Actor Jim Gaffigan presents the award for Best Comedy Series at the 23rd Critics' Choice Awards. (Reuters/Mario Anzuoni)

Jim Gaffigan and Super 8's Joel Courtney will star in Jesus Revolution, a new movie about the rise of the Jesus Movement in 1970s Southern California. Deadline reports Courtney will play a teenaged Greg Laurie—the international evangelist who founded Harvest Christian Fellowship—while Gaffigan will play Chuck Smith, Laurie's mentor and the pastor of Calvary Chapel in Costa Mesa, California.

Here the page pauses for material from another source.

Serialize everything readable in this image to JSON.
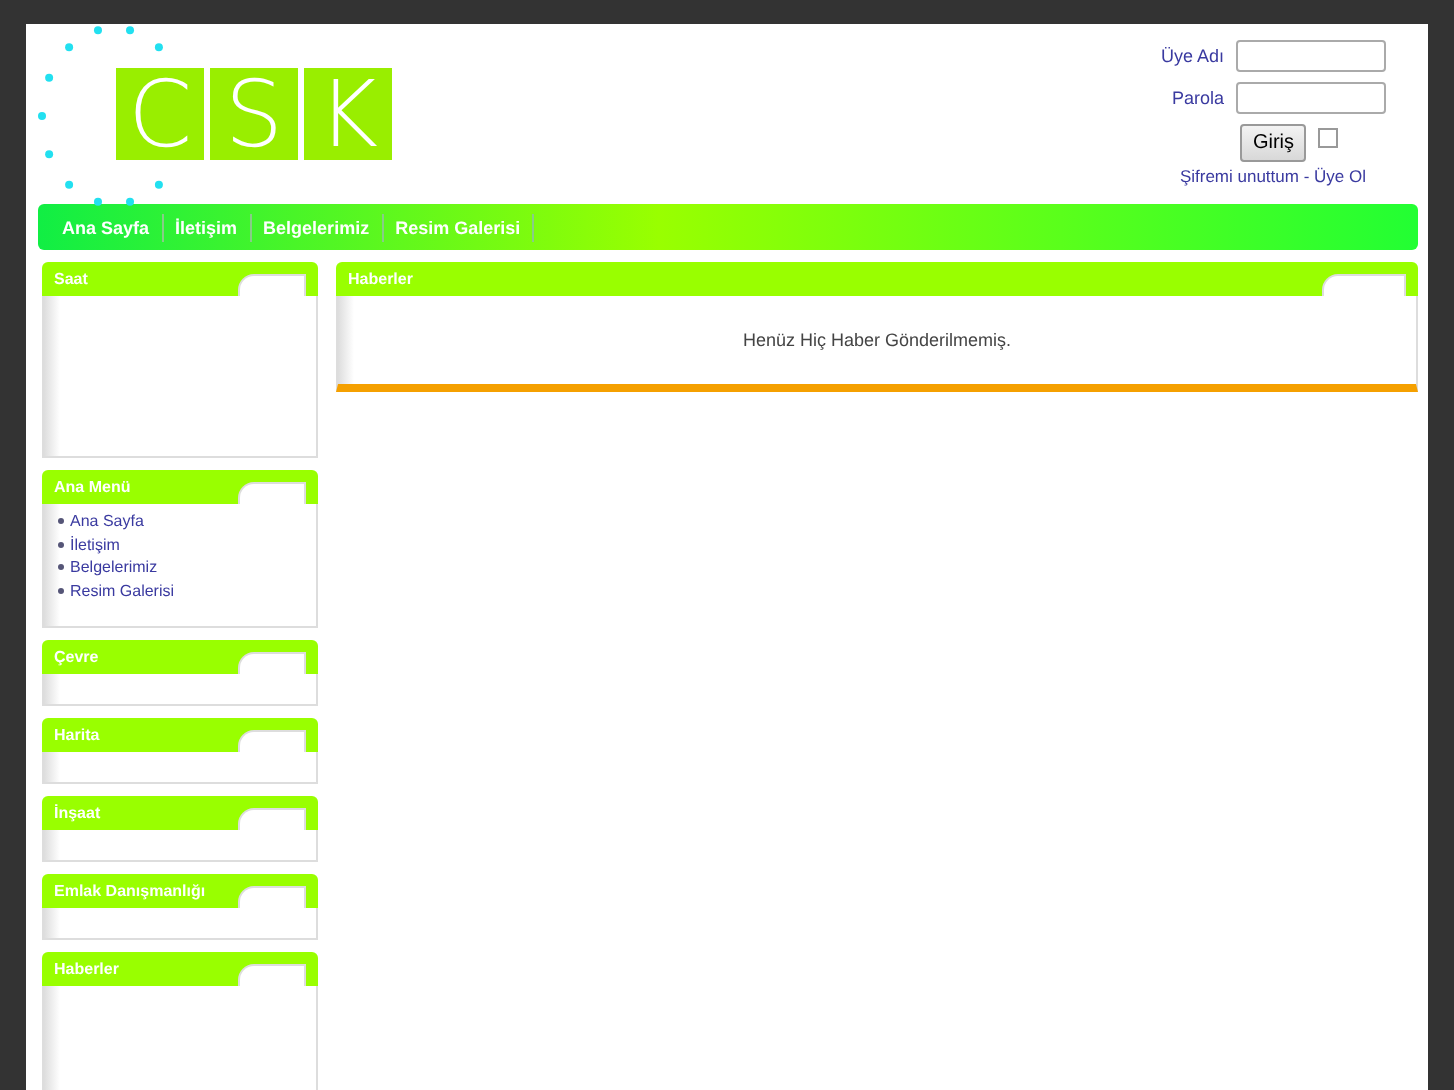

The film will be directed by Jon Gunn, who directed 2017's The Case for Christ and 2015's Do You Believe? Gunn and Jon Erwin, who wrote and directed I Can Only Imagine and I Still Believe, wrote the screenplay. Kevin Downes and Jon and Andrew Erwin will act as producers.

Gaffigan, a comedian who has been public about his strong Catholic faith, told Deadline, "This is a distinctly American story of rebirth. The late 1960s and early 1970s were a time when spirituality was on the wane, leaving a lot of people searching for answers in other places. I'm excited to play a pastor who helped make a home for the people most desperate for those answers and built a congregation—a coming together of people—to make something greater than themselves."

Gunn added, "I love this era. The defiant search for truth, the fight against oppression, the hope for a better future in the midst of social turmoil. In that way, it's not unlike our world today. And I couldn't be more excited to work with Jim and Joel to tell this honest, captivating story that will serve as a powerful reminder that radical love really can change the world."

No release date has been announced yet for Jesus Revolution.

To contact us or to submit an article, click here.

Get Charisma's best content delivered right to your inbox! Never miss a big news story again. Click here to subscribe to the Charisma News newsletter.

Charisma News - Informing believers with news from a Spirit-filled perspective